La police de la patrouille frontalière de Songkhla a identifié le trafiquant de drogue comme étant M. Pipat Noopan, 50 ans, de Nakhon Si Thammarat.
Border Patrol Police have arrested a drug runner and seized 200,000 methamphetamine pills in southern Thailand on Tuesday. He was arrested when the police stopped his Toyota Fortuner for a search on Highway 408 in tambon Ko Yo in Songkhla.
Songkhla Border Patrol Police identified the drug runner as Mr Pipat Noopan, 50, from Nakhon Si Thammarat.
According to police they found100 packages altogether containing 100,000 meth pills in his Toyota Fortuner.
Songkhla police said under questioning Mr Pipat admitted he was hired by a Laos man called Noom to deliver the drugs from Nakhon Phanom in the Northeast to Songkhla for 400,000 baht. The methamphetamine pills were to be distributed to customers in Hat Yai, Chana, Thepha, Sabayoi and Na Thawi districts.
He also admitted that he had made two previous deliveries, – the first with 100,000 and the second with 140,000 meth pills.
Drugs coming from Laos
During police questioning, Mr Pipat said he met a Lao man called Si Siharat while he was serving time in the Nakhon Phanom prison on drug charges. It was Mr Si who introduced him to Mr Noom.
After being released from prison, he had been in contact with Mr Noom who later hired him to deliver the drugs. The methamphetamine pills were smuggled from Laos to Nakhon Phanom then transported to Southern Thailand.

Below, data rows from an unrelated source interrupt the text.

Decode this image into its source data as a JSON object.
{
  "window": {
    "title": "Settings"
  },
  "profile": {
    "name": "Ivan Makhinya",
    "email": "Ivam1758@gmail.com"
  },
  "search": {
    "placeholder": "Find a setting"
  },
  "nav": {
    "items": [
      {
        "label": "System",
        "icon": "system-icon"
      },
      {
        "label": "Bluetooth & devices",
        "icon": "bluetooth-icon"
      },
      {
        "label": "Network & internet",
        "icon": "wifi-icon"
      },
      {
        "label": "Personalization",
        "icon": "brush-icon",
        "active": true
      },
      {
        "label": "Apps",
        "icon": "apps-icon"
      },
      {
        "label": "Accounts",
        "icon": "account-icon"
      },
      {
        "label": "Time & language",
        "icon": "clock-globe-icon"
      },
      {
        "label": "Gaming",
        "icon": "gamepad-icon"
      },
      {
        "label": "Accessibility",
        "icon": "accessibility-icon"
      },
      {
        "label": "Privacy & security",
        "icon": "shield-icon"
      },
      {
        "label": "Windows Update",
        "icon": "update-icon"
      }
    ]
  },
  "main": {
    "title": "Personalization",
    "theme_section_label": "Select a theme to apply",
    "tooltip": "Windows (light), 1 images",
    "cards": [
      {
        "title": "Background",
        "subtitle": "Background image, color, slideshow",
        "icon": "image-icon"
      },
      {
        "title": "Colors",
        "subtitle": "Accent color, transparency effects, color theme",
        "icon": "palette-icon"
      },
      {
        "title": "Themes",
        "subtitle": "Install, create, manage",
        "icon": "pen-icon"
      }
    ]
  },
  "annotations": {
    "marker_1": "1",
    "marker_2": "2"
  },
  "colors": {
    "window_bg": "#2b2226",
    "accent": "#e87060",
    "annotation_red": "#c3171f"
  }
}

Thailand has sought help from Laos to step up efforts against drug trafficking along the Thai-Lao border after drug smugglers changed their routes from Northern Thailand to the Northeast due to heavy suppression along the northern boundary with Myanmar.

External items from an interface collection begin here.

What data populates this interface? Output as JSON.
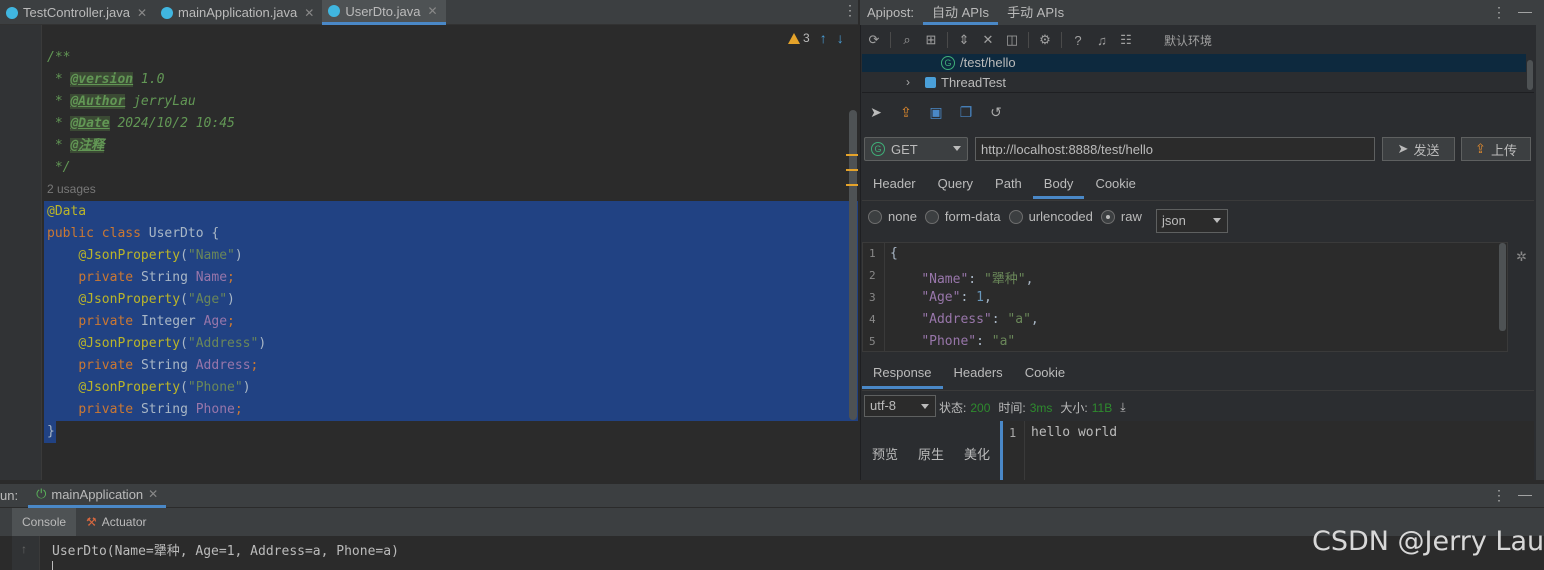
{
  "editor_tabs": [
    {
      "label": "TestController.java",
      "active": false
    },
    {
      "label": "mainApplication.java",
      "active": false
    },
    {
      "label": "UserDto.java",
      "active": true
    }
  ],
  "inspections": {
    "warnings": "3"
  },
  "editor": {
    "usages": "2 usages",
    "comment": {
      "open": "/**",
      "version_tag": "@version",
      "version": " 1.0",
      "author_tag": "@Author",
      "author": " jerryLau",
      "date_tag": "@Date",
      "date": " 2024/10/2 10:45",
      "note_tag": "@注释",
      "close": "*/"
    },
    "code": {
      "annotation": "@Data",
      "class_kw": "public class",
      "class_name": " UserDto {",
      "json_prop": "@JsonProperty",
      "private_kw": "private",
      "fields": [
        {
          "key": "\"Name\"",
          "type": "String",
          "name": "Name"
        },
        {
          "key": "\"Age\"",
          "type": "Integer",
          "name": "Age"
        },
        {
          "key": "\"Address\"",
          "type": "String",
          "name": "Address"
        },
        {
          "key": "\"Phone\"",
          "type": "String",
          "name": "Phone"
        }
      ],
      "close_brace": "}"
    }
  },
  "apipost": {
    "title": "Apipost:",
    "tabs": [
      "自动 APIs",
      "手动 APIs"
    ],
    "env": "默认环境",
    "tree": [
      {
        "badge": "G",
        "label": "/test/hello"
      },
      {
        "label": "ThreadTest"
      }
    ],
    "method": "GET",
    "method_badge": "G",
    "url": "http://localhost:8888/test/hello",
    "send": "发送",
    "upload": "上传",
    "req_tabs": [
      "Header",
      "Query",
      "Path",
      "Body",
      "Cookie"
    ],
    "body_types": [
      "none",
      "form-data",
      "urlencoded",
      "raw"
    ],
    "body_format": "json",
    "body_lines": [
      {
        "n": "1",
        "text": "{"
      },
      {
        "n": "2",
        "key": "\"Name\"",
        "val": "\"犟种\""
      },
      {
        "n": "3",
        "key": "\"Age\"",
        "val": "1"
      },
      {
        "n": "4",
        "key": "\"Address\"",
        "val": "\"a\""
      },
      {
        "n": "5",
        "key": "\"Phone\"",
        "val": "\"a\""
      }
    ],
    "resp_tabs": [
      "Response",
      "Headers",
      "Cookie"
    ],
    "encoding": "utf-8",
    "status_label": "状态:",
    "status_value": "200",
    "time_label": "时间:",
    "time_value": "3ms",
    "size_label": "大小:",
    "size_value": "11B",
    "view_modes": [
      "预览",
      "原生",
      "美化"
    ],
    "resp_line_no": "1",
    "resp_body": "hello world"
  },
  "run": {
    "label": "un:",
    "config": "mainApplication",
    "tabs": [
      "Console",
      "Actuator"
    ],
    "output": "UserDto(Name=犟种, Age=1, Address=a, Phone=a)"
  },
  "watermark": "CSDN @Jerry Lau"
}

The Thai military and its Lao counterpart are collaborating to prevent drug trafficking through the northeastern borders into Thailand.
The Royal Thai Armed Forces have formed a working group responsible for combating drug trafficking in Thai provinces bordering Laos. Twelve teams of officers have been set up to coordinate drug investigations and suppression operations.